SSocial order requires a sovereign: an actor with unlimited, undivided, and unaccountable authority. Or so the classic theory says. But without noticing, we’ve gutted the theory. Constitutionalism limits state authority. Federalism divides it. The rule of law holds it accountable. In vivid historical detail—with millions tortured and slaughtered in Europe, a king put on trial for his life, journalists groaning at idiotic complaints about the League of Nations, and much more—Don Herzog charts both the political struggles that forged sovereignty and the ones that undid it. He argues that it’s no longer a helpful guide to our legal and political problems, but a pernicious bit of confusion. It’s time, past time, to retire sovereignty.

Don Herzog is the Edson R. Sunderland Professor of Law at the University of Michigan.
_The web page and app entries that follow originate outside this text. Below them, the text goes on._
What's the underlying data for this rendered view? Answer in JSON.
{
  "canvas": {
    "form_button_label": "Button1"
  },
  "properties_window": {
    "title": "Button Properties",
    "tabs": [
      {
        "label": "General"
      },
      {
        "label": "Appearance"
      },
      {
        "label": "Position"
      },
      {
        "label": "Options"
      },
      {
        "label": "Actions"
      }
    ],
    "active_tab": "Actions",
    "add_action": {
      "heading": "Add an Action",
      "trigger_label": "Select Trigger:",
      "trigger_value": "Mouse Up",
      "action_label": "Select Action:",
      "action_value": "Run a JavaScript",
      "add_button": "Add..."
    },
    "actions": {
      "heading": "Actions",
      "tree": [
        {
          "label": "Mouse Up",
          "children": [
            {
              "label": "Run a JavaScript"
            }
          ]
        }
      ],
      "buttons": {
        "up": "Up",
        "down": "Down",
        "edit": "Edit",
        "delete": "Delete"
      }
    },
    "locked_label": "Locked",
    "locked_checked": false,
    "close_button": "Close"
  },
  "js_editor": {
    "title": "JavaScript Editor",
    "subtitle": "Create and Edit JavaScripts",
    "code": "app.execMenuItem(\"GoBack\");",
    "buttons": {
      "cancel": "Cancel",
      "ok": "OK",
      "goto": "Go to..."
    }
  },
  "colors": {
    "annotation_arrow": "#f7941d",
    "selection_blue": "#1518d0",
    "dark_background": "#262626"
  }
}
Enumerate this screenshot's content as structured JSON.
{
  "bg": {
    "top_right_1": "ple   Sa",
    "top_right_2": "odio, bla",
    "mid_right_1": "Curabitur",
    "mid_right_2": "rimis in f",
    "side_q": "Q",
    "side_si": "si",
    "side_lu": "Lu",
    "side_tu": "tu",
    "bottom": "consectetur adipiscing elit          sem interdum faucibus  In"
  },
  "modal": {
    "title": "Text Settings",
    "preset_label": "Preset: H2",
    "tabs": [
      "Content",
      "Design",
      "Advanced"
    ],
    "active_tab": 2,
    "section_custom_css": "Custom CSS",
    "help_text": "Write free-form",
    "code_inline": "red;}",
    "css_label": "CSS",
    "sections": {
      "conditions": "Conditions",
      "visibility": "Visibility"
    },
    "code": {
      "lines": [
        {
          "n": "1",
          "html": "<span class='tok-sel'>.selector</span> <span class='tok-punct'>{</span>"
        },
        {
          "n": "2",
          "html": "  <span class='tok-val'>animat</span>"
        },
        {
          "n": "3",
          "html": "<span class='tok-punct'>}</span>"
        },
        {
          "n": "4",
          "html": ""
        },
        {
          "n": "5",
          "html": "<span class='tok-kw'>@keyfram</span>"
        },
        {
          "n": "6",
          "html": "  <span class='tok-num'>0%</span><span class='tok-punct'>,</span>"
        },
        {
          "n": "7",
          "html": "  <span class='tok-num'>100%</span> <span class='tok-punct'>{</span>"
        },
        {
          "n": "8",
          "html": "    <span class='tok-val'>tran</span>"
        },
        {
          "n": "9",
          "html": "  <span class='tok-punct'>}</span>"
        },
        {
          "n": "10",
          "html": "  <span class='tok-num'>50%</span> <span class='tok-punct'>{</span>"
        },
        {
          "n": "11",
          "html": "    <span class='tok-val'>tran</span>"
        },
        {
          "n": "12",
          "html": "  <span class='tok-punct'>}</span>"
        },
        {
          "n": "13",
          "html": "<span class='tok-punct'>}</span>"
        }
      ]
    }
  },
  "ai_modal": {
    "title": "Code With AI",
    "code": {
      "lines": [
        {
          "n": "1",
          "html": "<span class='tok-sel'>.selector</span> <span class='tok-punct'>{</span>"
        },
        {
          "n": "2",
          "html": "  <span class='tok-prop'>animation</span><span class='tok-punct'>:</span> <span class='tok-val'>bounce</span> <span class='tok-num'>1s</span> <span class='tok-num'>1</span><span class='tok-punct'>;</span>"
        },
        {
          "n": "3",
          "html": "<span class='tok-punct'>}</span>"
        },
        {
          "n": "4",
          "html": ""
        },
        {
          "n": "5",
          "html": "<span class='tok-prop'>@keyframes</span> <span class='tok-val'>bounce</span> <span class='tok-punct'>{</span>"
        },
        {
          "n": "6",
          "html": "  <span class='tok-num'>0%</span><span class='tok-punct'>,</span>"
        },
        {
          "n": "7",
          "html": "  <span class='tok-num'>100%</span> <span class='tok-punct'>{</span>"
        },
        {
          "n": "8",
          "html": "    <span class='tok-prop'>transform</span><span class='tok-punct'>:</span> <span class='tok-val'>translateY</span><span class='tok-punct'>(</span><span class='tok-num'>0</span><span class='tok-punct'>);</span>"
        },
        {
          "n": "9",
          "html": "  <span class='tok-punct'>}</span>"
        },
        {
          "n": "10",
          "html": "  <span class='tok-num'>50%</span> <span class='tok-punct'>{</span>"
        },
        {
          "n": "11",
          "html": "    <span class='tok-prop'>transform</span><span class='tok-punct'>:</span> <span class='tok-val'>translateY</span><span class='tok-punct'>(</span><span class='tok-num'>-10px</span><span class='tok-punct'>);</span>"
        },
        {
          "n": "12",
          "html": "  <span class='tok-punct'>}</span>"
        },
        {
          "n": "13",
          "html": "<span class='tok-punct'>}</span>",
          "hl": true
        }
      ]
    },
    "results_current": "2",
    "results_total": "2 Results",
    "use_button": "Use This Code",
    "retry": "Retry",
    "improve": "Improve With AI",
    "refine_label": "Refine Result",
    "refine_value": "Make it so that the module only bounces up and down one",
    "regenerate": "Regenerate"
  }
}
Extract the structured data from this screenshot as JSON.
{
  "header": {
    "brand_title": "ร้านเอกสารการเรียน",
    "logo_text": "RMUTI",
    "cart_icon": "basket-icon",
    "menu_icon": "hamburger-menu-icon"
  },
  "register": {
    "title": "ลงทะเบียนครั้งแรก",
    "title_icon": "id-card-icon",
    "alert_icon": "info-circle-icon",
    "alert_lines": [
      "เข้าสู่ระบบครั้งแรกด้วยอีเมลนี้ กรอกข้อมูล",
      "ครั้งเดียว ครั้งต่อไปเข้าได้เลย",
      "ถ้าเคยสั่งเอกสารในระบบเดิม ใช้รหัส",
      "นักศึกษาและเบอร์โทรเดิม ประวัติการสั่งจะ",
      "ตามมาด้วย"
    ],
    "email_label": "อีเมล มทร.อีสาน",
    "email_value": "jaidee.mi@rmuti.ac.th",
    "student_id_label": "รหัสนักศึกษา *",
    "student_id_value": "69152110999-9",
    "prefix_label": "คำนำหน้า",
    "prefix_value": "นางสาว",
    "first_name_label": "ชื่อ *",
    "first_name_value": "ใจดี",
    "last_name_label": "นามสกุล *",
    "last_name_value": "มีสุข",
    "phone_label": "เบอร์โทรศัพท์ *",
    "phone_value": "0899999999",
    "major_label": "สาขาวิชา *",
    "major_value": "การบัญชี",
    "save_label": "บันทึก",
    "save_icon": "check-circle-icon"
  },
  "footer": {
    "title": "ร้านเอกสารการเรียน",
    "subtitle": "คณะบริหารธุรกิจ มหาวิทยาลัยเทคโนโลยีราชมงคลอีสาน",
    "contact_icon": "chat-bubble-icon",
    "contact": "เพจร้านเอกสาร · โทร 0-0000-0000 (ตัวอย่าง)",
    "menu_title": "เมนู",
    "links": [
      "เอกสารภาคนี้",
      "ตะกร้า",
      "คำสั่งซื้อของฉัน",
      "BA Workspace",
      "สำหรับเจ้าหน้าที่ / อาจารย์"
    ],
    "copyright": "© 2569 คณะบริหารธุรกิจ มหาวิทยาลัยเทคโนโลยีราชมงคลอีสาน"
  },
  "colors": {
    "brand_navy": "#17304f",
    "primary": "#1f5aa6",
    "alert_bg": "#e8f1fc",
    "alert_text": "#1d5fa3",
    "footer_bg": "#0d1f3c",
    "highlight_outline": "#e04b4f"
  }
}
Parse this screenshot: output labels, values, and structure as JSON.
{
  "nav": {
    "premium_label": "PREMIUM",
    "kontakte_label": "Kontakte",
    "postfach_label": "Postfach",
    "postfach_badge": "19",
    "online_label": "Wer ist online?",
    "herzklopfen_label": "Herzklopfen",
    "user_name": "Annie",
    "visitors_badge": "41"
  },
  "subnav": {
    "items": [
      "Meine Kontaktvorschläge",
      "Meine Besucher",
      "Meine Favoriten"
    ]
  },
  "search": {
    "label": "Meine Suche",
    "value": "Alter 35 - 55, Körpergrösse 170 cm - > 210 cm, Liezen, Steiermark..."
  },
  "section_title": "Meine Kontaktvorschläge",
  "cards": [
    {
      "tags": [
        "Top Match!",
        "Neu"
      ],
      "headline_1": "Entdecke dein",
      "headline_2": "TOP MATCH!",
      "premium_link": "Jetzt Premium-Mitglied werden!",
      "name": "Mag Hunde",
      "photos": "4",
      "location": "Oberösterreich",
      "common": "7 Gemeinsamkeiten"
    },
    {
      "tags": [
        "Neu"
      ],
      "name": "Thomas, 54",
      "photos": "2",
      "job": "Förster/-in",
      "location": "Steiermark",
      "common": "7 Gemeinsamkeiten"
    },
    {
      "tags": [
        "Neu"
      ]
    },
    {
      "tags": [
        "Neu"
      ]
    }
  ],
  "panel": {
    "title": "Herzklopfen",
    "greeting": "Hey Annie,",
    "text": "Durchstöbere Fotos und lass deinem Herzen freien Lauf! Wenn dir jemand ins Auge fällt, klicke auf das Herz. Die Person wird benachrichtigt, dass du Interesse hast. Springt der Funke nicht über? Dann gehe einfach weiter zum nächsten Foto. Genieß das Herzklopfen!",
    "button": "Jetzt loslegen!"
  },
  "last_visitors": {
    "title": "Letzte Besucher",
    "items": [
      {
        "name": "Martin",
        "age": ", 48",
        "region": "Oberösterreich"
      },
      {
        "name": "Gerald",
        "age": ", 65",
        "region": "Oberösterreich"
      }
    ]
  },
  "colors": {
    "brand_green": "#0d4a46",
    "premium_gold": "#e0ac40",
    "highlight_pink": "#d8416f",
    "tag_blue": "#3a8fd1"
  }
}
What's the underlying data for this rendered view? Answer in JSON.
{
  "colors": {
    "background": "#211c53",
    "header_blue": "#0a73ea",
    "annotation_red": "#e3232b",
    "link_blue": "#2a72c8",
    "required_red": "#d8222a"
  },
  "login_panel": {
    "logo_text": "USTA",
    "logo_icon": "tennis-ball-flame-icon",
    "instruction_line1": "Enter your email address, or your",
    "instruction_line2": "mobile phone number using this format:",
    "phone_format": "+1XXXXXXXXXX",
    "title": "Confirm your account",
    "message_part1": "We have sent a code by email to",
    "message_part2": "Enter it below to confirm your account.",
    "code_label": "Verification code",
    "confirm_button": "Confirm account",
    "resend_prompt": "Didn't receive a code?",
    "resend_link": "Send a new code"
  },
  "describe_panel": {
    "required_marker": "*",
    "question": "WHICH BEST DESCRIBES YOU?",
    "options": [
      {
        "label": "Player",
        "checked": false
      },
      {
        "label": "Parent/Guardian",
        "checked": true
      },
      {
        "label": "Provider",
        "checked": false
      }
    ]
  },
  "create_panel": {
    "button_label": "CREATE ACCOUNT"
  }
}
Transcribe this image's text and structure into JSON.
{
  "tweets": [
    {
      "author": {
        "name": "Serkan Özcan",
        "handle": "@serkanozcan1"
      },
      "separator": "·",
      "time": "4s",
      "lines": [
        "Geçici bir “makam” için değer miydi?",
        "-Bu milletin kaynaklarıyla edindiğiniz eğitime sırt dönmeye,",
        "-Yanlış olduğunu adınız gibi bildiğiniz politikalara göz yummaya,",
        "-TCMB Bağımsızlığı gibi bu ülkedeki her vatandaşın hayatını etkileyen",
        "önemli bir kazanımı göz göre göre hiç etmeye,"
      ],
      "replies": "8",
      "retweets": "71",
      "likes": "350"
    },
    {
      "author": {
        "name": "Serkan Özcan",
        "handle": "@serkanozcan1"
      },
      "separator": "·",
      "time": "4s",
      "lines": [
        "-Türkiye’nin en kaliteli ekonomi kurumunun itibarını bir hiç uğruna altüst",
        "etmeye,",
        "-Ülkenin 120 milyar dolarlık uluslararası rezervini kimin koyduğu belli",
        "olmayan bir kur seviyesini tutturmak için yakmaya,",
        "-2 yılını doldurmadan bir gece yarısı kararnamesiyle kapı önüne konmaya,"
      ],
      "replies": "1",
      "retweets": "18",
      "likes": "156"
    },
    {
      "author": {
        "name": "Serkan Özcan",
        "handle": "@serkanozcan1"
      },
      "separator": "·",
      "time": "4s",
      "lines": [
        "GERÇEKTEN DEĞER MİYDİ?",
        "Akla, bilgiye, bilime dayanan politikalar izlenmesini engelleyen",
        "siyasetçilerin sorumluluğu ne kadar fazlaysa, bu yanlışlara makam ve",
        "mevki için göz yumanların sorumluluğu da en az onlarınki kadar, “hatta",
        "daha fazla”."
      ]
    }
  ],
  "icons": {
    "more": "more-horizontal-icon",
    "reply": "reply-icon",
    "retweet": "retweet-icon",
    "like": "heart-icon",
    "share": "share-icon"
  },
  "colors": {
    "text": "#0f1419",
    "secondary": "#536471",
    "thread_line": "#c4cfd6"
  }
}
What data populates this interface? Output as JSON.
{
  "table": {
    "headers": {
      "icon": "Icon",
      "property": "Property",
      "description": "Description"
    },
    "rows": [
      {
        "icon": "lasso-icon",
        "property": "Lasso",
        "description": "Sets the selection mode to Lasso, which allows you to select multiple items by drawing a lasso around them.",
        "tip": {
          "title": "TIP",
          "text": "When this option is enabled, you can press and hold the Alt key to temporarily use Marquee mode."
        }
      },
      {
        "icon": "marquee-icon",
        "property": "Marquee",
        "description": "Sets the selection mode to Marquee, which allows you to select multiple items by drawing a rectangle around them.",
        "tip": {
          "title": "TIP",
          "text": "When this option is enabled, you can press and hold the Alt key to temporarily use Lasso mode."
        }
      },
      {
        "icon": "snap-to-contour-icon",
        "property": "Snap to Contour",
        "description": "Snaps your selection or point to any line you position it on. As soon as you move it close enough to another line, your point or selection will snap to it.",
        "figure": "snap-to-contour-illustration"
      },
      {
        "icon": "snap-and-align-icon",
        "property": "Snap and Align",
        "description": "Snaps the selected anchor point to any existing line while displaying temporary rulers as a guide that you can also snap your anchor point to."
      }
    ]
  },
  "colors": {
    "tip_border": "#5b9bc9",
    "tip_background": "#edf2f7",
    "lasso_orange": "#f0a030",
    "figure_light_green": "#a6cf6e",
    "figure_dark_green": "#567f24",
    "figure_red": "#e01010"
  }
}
His many books include Defaming the Dead, Household Politics, and Cunning.

“[A] thorough and convincing demolition of the classic theory of sovereignty, with a fresh look at concrete historical and political struggles illustrating its sure demise”—Jessica Shurson, Modern Law Review [Journal]

“In his characteristically bravura style, Don Herzog combines history, logic, and withering wit to argue not just that we’ve gotten sovereignty wrong all these years, but that the very idea has passed its expiration date. Sovereignty, RIP is poised to upend the conversation about one of the key terms of modern political life.”—Sophia Rosenfeld, author of Democracy and Truth: A Short History

"Don Herzog has written a brilliant book that we all must read immediately. He demonstrates in clear, precise, and witty prose, chock-full of telling historical examples, that the notion of sovereignty as unlimited, undivided, and unaccountable is long past its sell-by date and has become 'a threat to social order.'"—Steven Pincus, University of Chicago